“Peter begins with the theological indicative. They are in God’s family; they have left the world; they possess precious promises; they know Christ. That is the basis for his ethical imperative, which comes so strongly in the succeeding verses. They must become in practice what they already are in God’s sight.” (Page 83)
“The Christian must work out the salvation which God works in him.11 In a word, his life must reflect something of the attractive character of Christ. For he was the man par excellence, the proper man. True human excellence, then, is the manliness which is Christlikeness. That likeness cannot be acquired except through personal and continuous encounter with him by faith.” (Page 87)

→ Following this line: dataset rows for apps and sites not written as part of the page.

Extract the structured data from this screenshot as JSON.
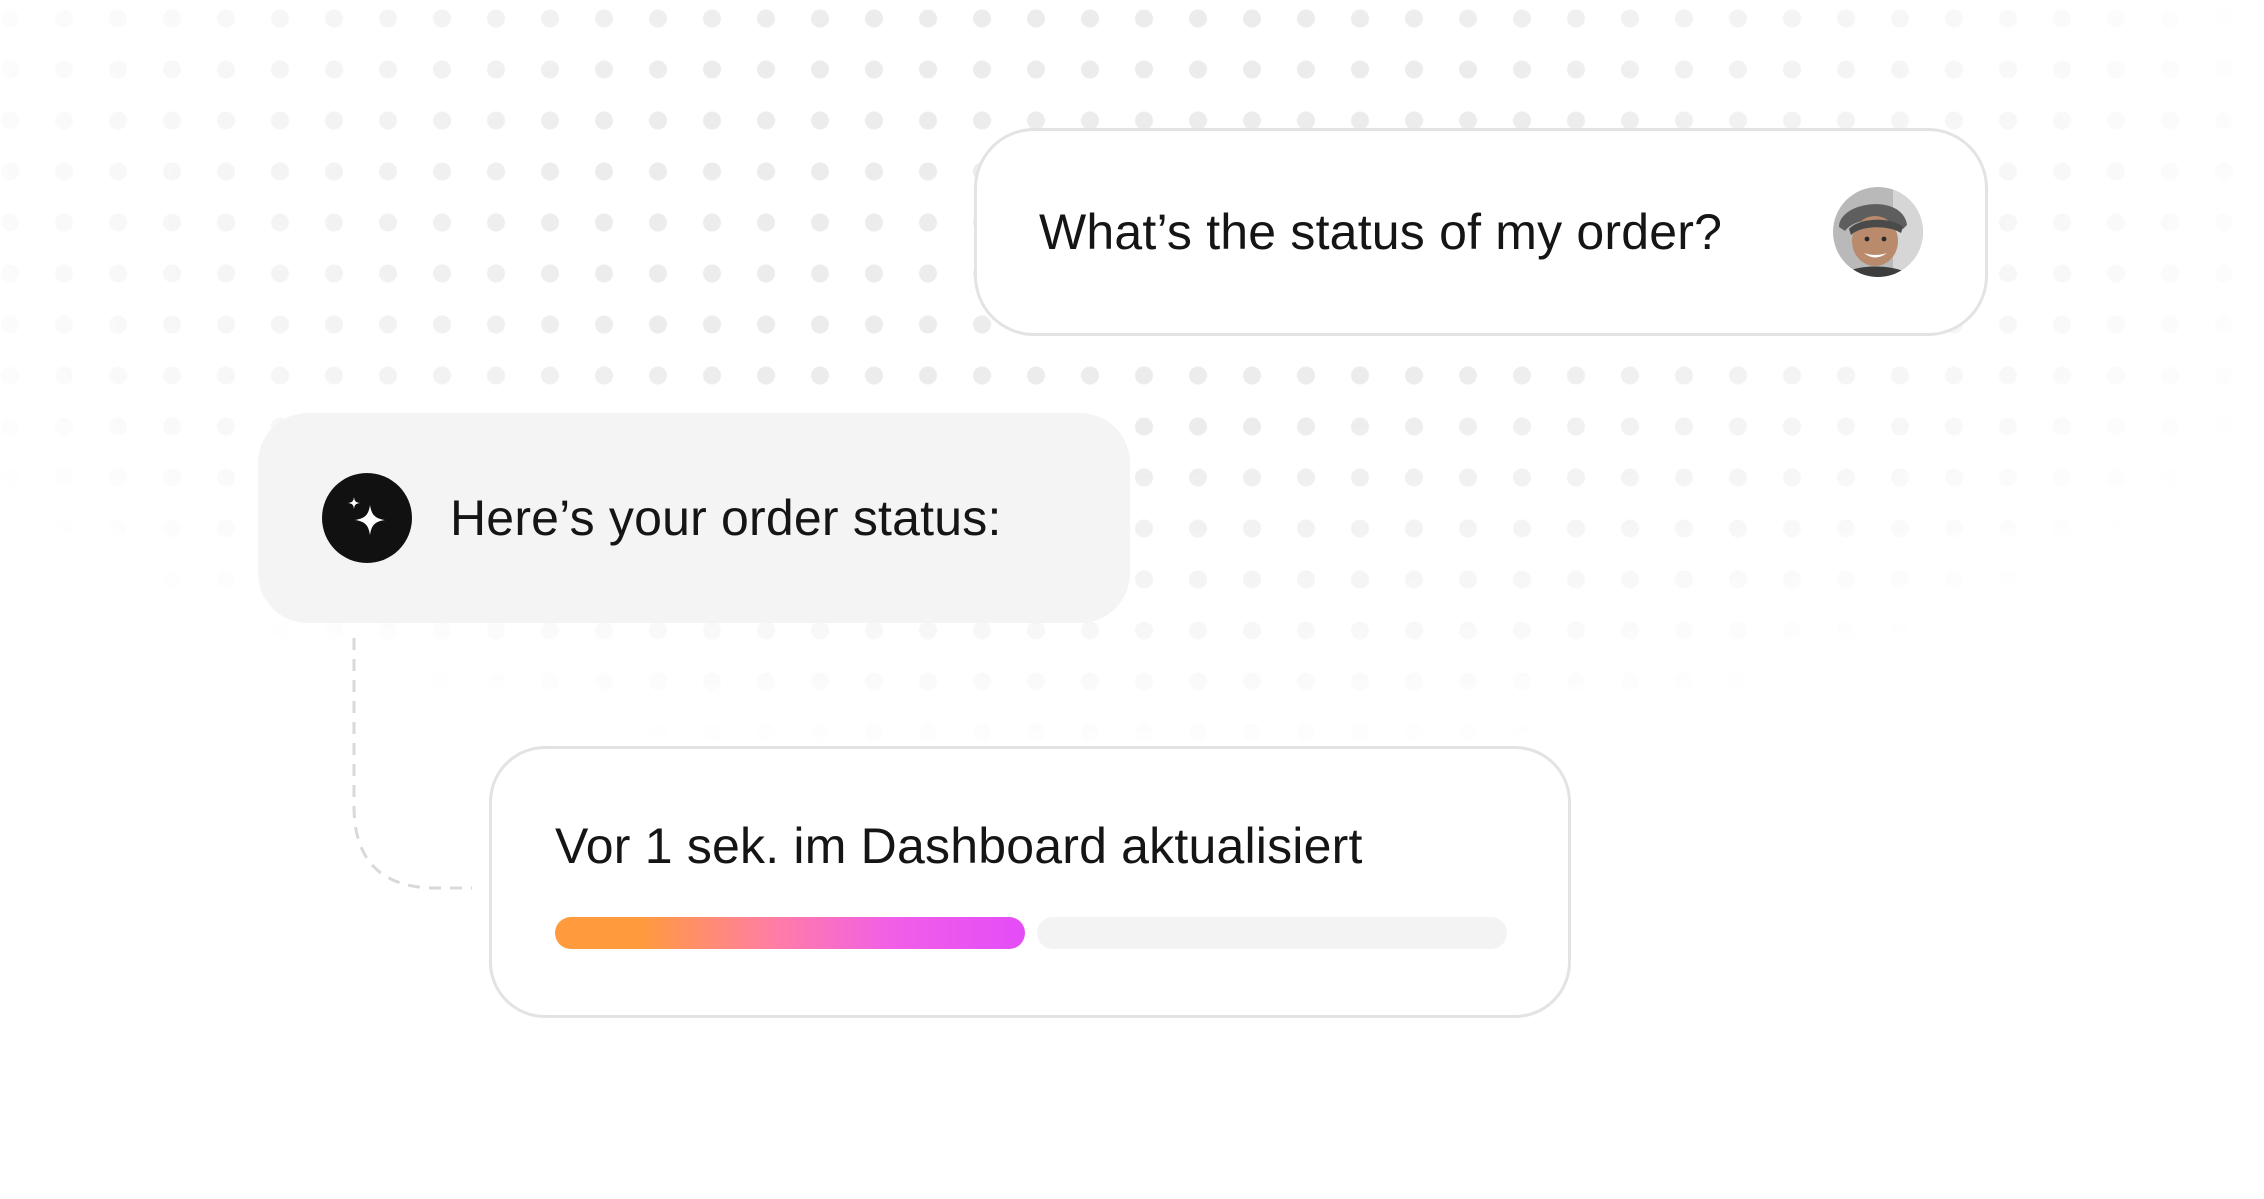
{
  "conversation": {
    "user_message": "What’s the status of my order?",
    "assistant_message": "Here’s your order status:"
  },
  "status_card": {
    "text": "Vor 1 sek. im Dashboard aktualisiert",
    "progress": 0.5
  },
  "icons": {
    "assistant": "sparkle-icon",
    "user": "user-avatar"
  },
  "colors": {
    "gradient_start": "#ff9b3d",
    "gradient_end": "#e44cf7",
    "assistant_icon_bg": "#111111"
  }
}
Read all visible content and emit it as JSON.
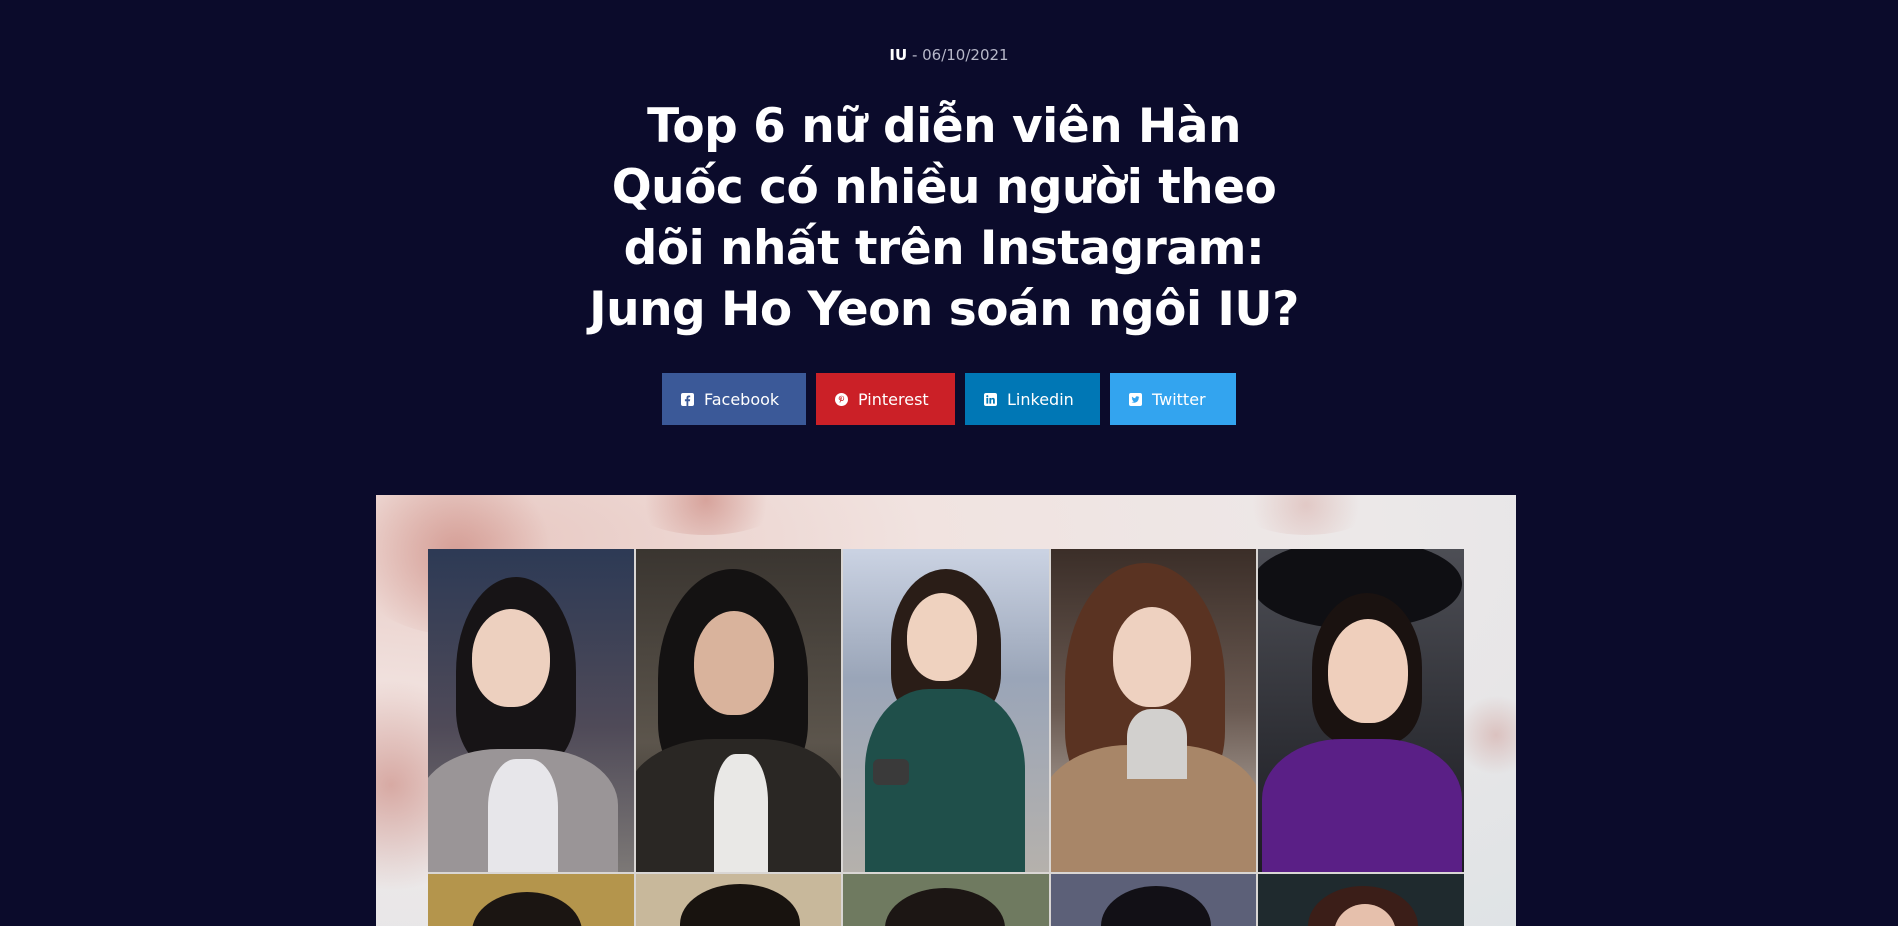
{
  "article": {
    "author": "IU",
    "date_sep": " - ",
    "date": "06/10/2021",
    "title": "Top 6 nữ diễn viên Hàn Quốc có nhiều người theo dõi nhất trên Instagram: Jung Ho Yeon soán ngôi IU?"
  },
  "share": [
    {
      "label": "Facebook",
      "icon": "facebook-icon",
      "color": "#3b5998"
    },
    {
      "label": "Pinterest",
      "icon": "pinterest-icon",
      "color": "#cb2027"
    },
    {
      "label": "Linkedin",
      "icon": "linkedin-icon",
      "color": "#0077b5"
    },
    {
      "label": "Twitter",
      "icon": "twitter-icon",
      "color": "#33a4ef"
    }
  ],
  "colors": {
    "background": "#0b0b2b",
    "title": "#ffffff",
    "meta": "#b7b8c9"
  }
}
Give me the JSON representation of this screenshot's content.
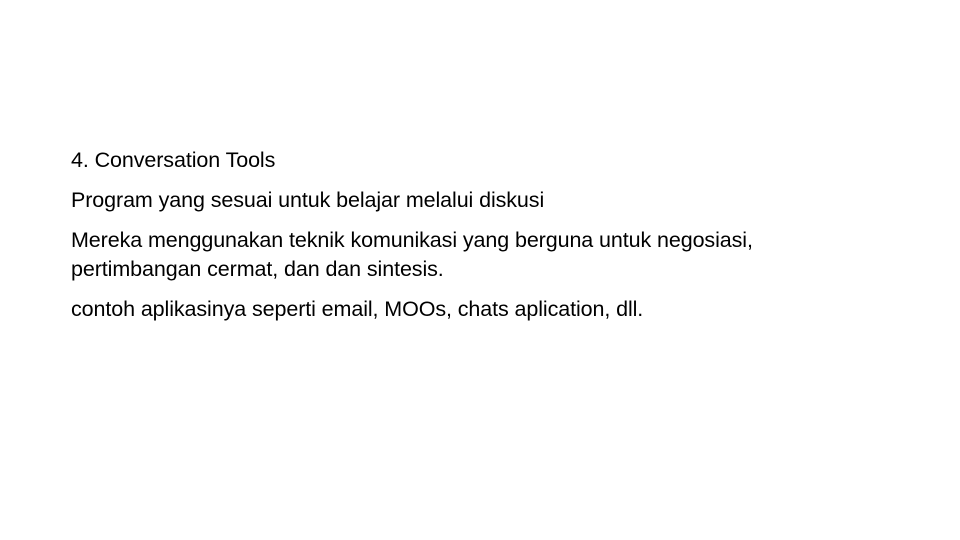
{
  "slide": {
    "background_color": "#ffffff",
    "text_color": "#000000",
    "body": {
      "heading": "4. Conversation Tools",
      "paragraphs": [
        "Program yang sesuai untuk belajar melalui diskusi",
        "Mereka menggunakan teknik komunikasi yang berguna untuk negosiasi, pertimbangan cermat, dan dan sintesis.",
        "contoh aplikasinya seperti email, MOOs, chats aplication, dll."
      ]
    }
  }
}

“The great difference between Stoic and Christian ethics is that the latter are not the unaided product of human effort, but the fruit of our being partakers of the divine nature. Nevertheless, human effort is indispensable, even though it is inadequate.” (Page 86)
“It means ‘excellence’, and was used to denote the proper fulfilment of anything. The excellence of a knife is to cut, of a horse to run. But what is the excellence of a man?” (Page 87)
Michael Green (1930–2019) was one of the best-known British evangelical theologians and preachers of his generation. A scholar with degrees from the universities of Oxford, Cambridge, and Toronto, Green had a passion for evangelism and a rare talent for communicating complex ideas in easy-to-understand language. In 1996, Archbishop of Canterbury George Carey granted Green a Lambeth degree of Doctor of Divinity. He led university missions on six continents, pastored St. Aldate's Church Oxford, and introduced innovative approaches in seminary education. He authored more than seventy books across a range of fields, including evangelism, apologetics, biblical commentary, and academic theology.